Q: Why do some gardeners plant carrot and radish seeds together?
A: Radish seeds take only a few days to germinate, so they will come up and mark carrot rows for you while gently loosening the soil around the carrots to give them a good start. Harvest radishes as soon as they are mature; this will allow carrots to mature in loose soil. Sow radish seeds at a ratio of about one radish seed to nine carrot seeds.
Q: I have tried growing carrots, but my soil is heavy and carrots are always crooked. Any suggestions?
A: Try growing short, stubby, or even round varieties. These don’t grow deep into the soil so they are less likely to twist or fork and they are easy to harvest. You can also dig a trench and fill it with lighter soil, or build up a raised bed of lighter soil. This will allow you to grow carrots with a straight, long root.
Q: Do carrots need watering and fertilizing?
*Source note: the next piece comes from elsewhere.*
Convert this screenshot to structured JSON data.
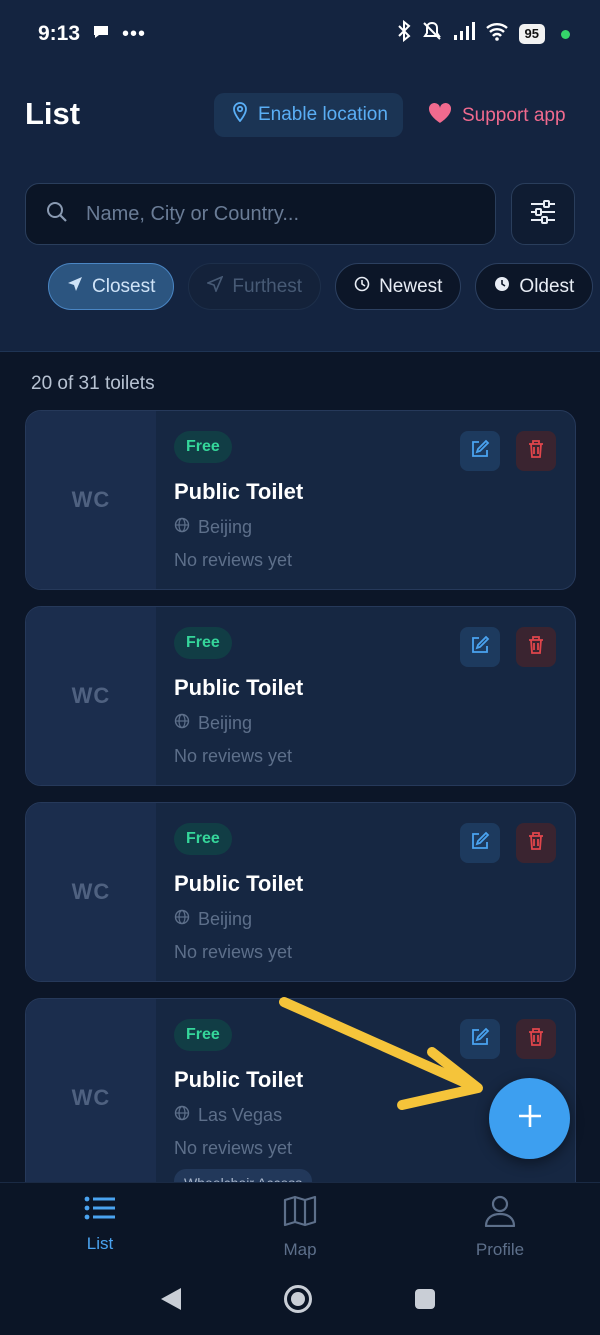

A: Keep the soil moist until carrots sprout, then water infrequently but deeply. The roots will follow the moisture down. Carrots are not heavy feeders and should not be over-fertilized. Too much nitrogen will produce lots of foliage but not very good roots. Fresh, uncomposted manure will cause the root to be hairy and to fork.
Q: When is the time to start harvesting carrots?
A: Baby carrots and thinning are usually ready in about 40 days. Carrots that are about finger thickness will be sweet and have the best flavor. Thin carrots to about 2 inches apart to let them reach mature size.
- Carrots are hardy biennials grown as annuals.
- The carrot plant has a rosette of finely divided fernlike leaves that grows from a swollen fleshy taproot which can vary in size, shape, and color. Carrot foliage is rather bristly, much-divided, or compound leaves. Carrot flowers are very small, in a flat-topped cluster (umbel), below which is a whorl of leaf-like bracts.
- Depending upon variety, carrots can be tapered and cylindrical, short and fat, round, or finger-sized.
- Some carrots grow to 10 inches (25cm) long; others are much shorter.
- Carrots are usually orange, but colors can vary from red to yellow to purple.
- Shorter varieties are a good choice for heavy soil; long types require loose, loamy soil.
- Botanical name: Daucus carota
- Family: Apiaceae (Umbelliferae); this family includes celery, parsley, parsnip, dill, caraway, and anise
- Origin: Europe, Central Asia
More how to grow articles:
Learn how to plant, grow, and harvest your favorite vegetables. Click below for all you need to know.
- Beans, Snap
- Broad Beans
- Brussels Sprouts
- Cantaloupe — Melons
- Chayote Squash
- Chinese Cabbage
- Corn Salad
- Corn, Sweet
- Endive and Escarole
- Fava Beans
- Florence Fennel
- Garbanzo Beans
- Jerusalem Artichoke
- Lima Beans
- Mustard Greens
- New Zealand Spinach
- Southern Peas
- Squash, Summer
- Squash, Winter
- Sweet Potato
- Swiss Chard
Garden Planning Books at Amazon:
- Vegetable Garden Grower’s Guide
- Tomato Grower’s Answer Book
- Vegetable Garden Almanac & Planner
- Kitchen Garden Grower’s Guide Vegetable Encyclopedia